Records provided.
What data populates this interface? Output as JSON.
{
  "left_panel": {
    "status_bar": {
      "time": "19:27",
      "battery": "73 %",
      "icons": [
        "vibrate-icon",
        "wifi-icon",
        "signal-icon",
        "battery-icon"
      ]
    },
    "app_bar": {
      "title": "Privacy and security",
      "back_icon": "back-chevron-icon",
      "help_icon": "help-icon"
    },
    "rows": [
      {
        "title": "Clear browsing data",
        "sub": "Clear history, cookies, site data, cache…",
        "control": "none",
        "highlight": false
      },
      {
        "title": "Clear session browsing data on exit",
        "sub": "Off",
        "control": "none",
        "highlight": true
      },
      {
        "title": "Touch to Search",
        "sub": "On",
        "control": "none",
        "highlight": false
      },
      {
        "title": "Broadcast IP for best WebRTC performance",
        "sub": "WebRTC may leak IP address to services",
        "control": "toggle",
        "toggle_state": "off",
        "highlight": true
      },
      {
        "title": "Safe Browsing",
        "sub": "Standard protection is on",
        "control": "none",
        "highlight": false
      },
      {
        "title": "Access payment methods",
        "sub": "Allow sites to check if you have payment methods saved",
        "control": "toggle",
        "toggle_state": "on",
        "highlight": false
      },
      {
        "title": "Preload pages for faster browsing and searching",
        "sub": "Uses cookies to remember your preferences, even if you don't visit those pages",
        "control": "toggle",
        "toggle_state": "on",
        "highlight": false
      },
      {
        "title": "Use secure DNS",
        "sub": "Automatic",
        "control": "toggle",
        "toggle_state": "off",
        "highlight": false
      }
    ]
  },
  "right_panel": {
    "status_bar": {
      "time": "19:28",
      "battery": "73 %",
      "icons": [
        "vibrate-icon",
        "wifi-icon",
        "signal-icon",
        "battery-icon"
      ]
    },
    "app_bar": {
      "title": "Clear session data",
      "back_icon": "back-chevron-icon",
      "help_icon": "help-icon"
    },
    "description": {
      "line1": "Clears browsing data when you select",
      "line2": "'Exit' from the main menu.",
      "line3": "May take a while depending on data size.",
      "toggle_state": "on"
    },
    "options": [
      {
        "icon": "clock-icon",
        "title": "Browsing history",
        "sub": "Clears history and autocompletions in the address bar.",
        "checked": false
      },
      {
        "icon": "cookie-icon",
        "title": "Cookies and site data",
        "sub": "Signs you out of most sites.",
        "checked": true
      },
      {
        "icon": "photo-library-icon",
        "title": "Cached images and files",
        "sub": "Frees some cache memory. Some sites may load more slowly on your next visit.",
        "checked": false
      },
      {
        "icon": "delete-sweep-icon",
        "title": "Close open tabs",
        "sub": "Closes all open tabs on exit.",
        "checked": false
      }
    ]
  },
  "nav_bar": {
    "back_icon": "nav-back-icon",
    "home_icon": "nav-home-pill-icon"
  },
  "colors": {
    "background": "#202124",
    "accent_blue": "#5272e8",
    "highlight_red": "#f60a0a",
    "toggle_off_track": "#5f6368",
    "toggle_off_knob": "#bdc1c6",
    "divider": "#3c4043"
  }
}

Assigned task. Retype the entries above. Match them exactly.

Reply.
What data populates this interface? Output as JSON.
{
  "left_panel": {
    "status_bar": {
      "time": "19:27",
      "battery": "73 %",
      "icons": [
        "vibrate-icon",
        "wifi-icon",
        "signal-icon",
        "battery-icon"
      ]
    },
    "app_bar": {
      "title": "Privacy and security",
      "back_icon": "back-chevron-icon",
      "help_icon": "help-icon"
    },
    "rows": [
      {
        "title": "Clear browsing data",
        "sub": "Clear history, cookies, site data, cache…",
        "control": "none",
        "highlight": false
      },
      {
        "title": "Clear session browsing data on exit",
        "sub": "Off",
        "control": "none",
        "highlight": true
      },
      {
        "title": "Touch to Search",
        "sub": "On",
        "control": "none",
        "highlight": false
      },
      {
        "title": "Broadcast IP for best WebRTC performance",
        "sub": "WebRTC may leak IP address to services",
        "control": "toggle",
        "toggle_state": "off",
        "highlight": true
      },
      {
        "title": "Safe Browsing",
        "sub": "Standard protection is on",
        "control": "none",
        "highlight": false
      },
      {
        "title": "Access payment methods",
        "sub": "Allow sites to check if you have payment methods saved",
        "control": "toggle",
        "toggle_state": "on",
        "highlight": false
      },
      {
        "title": "Preload pages for faster browsing and searching",
        "sub": "Uses cookies to remember your preferences, even if you don't visit those pages",
        "control": "toggle",
        "toggle_state": "on",
        "highlight": false
      },
      {
        "title": "Use secure DNS",
        "sub": "Automatic",
        "control": "toggle",
        "toggle_state": "off",
        "highlight": false
      }
    ]
  },
  "right_panel": {
    "status_bar": {
      "time": "19:28",
      "battery": "73 %",
      "icons": [
        "vibrate-icon",
        "wifi-icon",
        "signal-icon",
        "battery-icon"
      ]
    },
    "app_bar": {
      "title": "Clear session data",
      "back_icon": "back-chevron-icon",
      "help_icon": "help-icon"
    },
    "description": {
      "line1": "Clears browsing data when you select",
      "line2": "'Exit' from the main menu.",
      "line3": "May take a while depending on data size.",
      "toggle_state": "on"
    },
    "options": [
      {
        "icon": "clock-icon",
        "title": "Browsing history",
        "sub": "Clears history and autocompletions in the address bar.",
        "checked": false
      },
      {
        "icon": "cookie-icon",
        "title": "Cookies and site data",
        "sub": "Signs you out of most sites.",
        "checked": true
      },
      {
        "icon": "photo-library-icon",
        "title": "Cached images and files",
        "sub": "Frees some cache memory. Some sites may load more slowly on your next visit.",
        "checked": false
      },
      {
        "icon": "delete-sweep-icon",
        "title": "Close open tabs",
        "sub": "Closes all open tabs on exit.",
        "checked": false
      }
    ]
  },
  "nav_bar": {
    "back_icon": "nav-back-icon",
    "home_icon": "nav-home-pill-icon"
  },
  "colors": {
    "background": "#202124",
    "accent_blue": "#5272e8",
    "highlight_red": "#f60a0a",
    "toggle_off_track": "#5f6368",
    "toggle_off_knob": "#bdc1c6",
    "divider": "#3c4043"
  }
}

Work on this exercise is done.